After reading the data below, copy out every line that contains the word "Rate".

[TASK MATERIAL]:
● ● ● ● ● ● ●
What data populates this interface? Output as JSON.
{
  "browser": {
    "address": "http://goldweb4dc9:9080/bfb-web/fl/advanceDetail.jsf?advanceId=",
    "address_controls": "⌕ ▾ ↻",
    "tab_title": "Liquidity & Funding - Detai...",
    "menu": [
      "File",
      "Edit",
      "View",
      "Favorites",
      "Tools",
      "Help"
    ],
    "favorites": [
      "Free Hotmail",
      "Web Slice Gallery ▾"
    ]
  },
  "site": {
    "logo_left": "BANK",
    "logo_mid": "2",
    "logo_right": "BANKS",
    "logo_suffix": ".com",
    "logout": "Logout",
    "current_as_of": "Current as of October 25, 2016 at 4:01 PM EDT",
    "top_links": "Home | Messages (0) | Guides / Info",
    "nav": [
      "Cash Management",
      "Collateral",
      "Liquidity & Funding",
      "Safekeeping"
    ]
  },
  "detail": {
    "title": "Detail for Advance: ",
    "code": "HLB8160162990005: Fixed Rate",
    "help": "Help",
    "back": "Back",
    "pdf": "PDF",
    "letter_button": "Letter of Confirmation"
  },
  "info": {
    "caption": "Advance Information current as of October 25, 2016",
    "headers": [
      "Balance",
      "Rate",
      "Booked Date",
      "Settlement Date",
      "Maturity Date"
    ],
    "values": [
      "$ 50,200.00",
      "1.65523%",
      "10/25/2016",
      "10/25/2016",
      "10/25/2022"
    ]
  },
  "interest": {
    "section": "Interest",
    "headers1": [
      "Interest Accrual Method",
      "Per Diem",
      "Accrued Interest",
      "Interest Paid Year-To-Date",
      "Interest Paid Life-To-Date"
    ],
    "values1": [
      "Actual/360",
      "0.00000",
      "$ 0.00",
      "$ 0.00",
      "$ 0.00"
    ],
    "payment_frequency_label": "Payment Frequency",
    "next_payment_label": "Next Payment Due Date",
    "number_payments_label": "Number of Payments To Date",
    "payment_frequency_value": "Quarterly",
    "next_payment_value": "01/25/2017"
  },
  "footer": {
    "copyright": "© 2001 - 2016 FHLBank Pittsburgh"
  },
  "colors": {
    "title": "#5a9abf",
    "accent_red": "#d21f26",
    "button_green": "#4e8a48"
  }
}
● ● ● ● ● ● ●
[YOUR SOLUTION]:
    "code": "HLB8160162990005: Fixed Rate",
      "Rate",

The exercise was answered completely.